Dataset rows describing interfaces

=== Section Start ===

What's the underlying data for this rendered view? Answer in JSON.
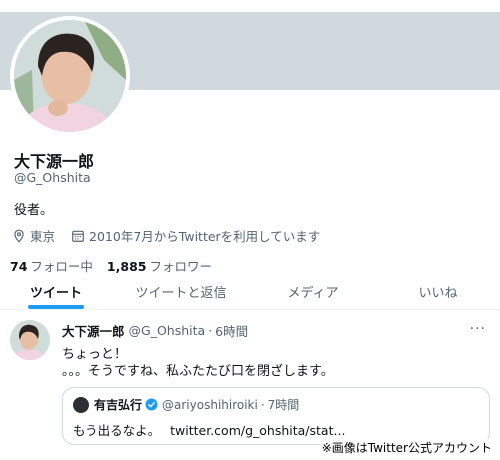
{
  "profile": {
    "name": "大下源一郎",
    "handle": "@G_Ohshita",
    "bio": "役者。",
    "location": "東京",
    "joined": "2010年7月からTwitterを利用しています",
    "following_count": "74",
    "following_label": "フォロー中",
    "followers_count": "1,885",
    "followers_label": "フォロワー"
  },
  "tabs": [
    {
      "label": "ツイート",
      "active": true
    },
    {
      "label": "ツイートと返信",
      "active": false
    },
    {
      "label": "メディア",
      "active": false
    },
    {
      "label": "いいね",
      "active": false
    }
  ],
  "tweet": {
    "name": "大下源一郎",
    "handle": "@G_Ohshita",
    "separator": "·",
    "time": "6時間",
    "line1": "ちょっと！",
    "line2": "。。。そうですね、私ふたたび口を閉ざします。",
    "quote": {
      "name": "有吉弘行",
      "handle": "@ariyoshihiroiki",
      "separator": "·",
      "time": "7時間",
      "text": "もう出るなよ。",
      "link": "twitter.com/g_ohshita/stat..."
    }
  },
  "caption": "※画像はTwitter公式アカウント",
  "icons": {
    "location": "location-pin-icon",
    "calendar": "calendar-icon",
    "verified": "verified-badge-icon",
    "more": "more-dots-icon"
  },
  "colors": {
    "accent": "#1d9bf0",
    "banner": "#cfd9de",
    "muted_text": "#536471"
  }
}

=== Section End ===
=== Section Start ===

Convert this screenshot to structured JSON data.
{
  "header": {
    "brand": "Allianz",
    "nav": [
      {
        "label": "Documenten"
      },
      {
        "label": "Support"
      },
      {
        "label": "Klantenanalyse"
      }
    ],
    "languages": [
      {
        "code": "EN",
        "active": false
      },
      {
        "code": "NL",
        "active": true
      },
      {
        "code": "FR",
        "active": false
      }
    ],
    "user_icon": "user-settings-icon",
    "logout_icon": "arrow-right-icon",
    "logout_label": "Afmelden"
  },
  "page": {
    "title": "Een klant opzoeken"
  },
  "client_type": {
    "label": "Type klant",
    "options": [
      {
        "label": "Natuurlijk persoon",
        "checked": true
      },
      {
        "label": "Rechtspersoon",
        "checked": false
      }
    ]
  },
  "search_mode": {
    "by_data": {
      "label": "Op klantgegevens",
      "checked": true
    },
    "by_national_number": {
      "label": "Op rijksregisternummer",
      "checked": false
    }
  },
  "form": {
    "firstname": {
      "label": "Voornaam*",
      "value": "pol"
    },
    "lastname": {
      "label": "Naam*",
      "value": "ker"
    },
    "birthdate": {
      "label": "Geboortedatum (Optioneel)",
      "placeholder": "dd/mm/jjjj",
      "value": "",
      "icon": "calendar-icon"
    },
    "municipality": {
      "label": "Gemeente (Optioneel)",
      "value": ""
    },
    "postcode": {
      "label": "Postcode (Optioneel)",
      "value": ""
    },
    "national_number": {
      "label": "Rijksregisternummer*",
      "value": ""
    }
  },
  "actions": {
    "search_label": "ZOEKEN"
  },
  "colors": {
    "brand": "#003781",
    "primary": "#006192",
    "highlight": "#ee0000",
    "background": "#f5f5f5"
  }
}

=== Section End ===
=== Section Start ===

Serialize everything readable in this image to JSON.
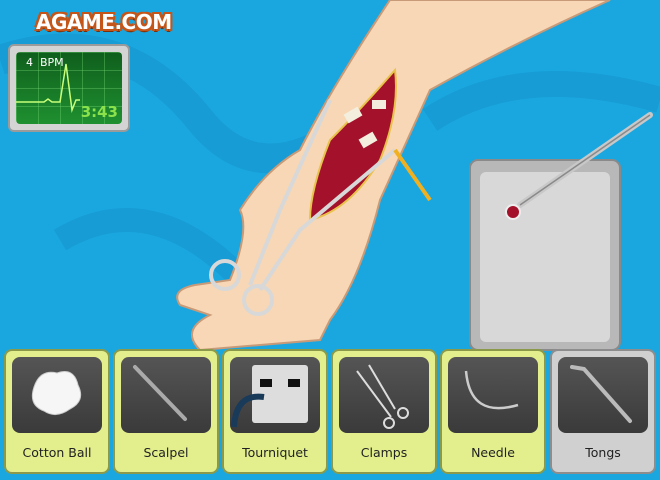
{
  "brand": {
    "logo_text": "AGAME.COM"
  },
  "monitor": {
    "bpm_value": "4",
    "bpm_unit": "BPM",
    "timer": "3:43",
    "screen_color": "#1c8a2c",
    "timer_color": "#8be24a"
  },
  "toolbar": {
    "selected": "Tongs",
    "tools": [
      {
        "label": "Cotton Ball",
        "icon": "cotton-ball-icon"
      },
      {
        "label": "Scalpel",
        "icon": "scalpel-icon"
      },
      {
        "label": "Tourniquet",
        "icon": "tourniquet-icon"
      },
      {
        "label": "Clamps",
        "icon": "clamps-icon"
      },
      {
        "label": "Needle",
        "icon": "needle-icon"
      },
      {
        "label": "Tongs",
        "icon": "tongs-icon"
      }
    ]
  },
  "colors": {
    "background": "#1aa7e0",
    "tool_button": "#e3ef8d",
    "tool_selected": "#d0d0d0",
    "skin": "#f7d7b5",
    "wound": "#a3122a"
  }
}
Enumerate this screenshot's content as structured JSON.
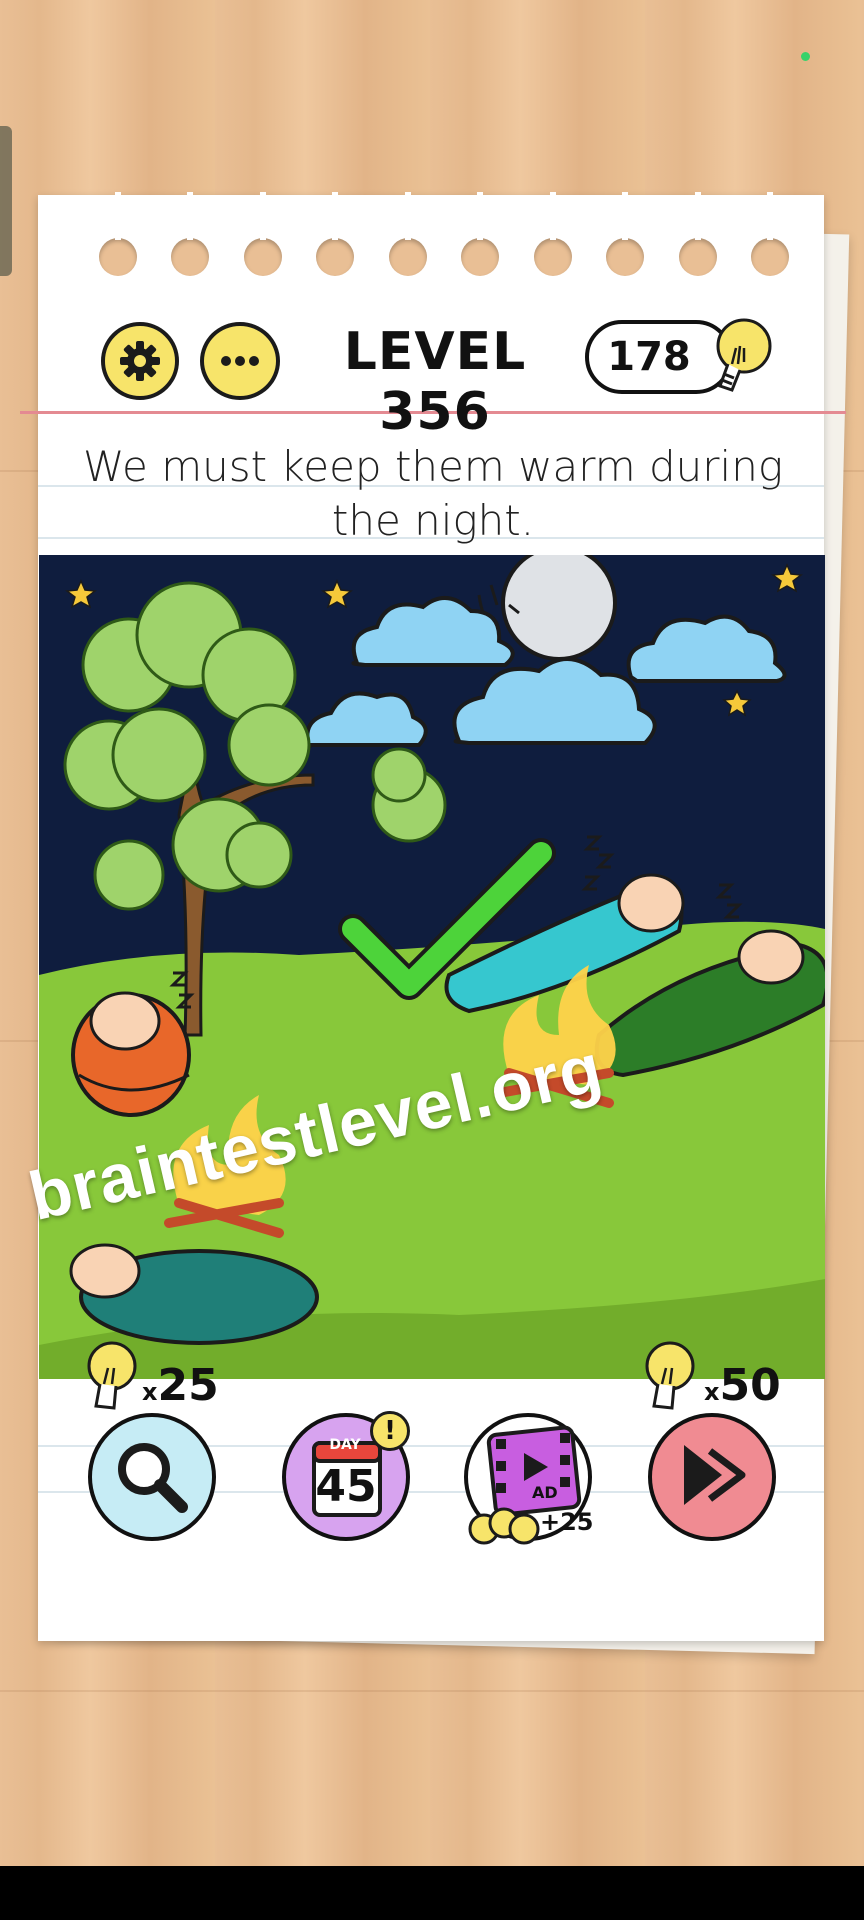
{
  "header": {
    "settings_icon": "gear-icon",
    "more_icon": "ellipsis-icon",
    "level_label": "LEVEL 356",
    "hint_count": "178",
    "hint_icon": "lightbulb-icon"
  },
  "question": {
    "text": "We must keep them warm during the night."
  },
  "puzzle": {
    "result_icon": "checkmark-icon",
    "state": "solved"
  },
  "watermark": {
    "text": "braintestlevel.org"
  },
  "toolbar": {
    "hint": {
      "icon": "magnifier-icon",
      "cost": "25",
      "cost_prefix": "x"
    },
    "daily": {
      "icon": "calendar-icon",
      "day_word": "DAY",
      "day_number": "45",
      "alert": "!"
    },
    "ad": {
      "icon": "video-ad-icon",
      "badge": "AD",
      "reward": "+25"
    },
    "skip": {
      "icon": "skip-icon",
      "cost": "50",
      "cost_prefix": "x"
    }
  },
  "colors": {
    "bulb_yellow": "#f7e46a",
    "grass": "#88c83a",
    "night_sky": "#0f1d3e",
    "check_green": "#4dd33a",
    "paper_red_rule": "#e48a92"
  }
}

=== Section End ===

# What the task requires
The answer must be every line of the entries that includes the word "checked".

# Exercise answer
        "checked": true
        "checked": false
      "checked": true
      "checked": false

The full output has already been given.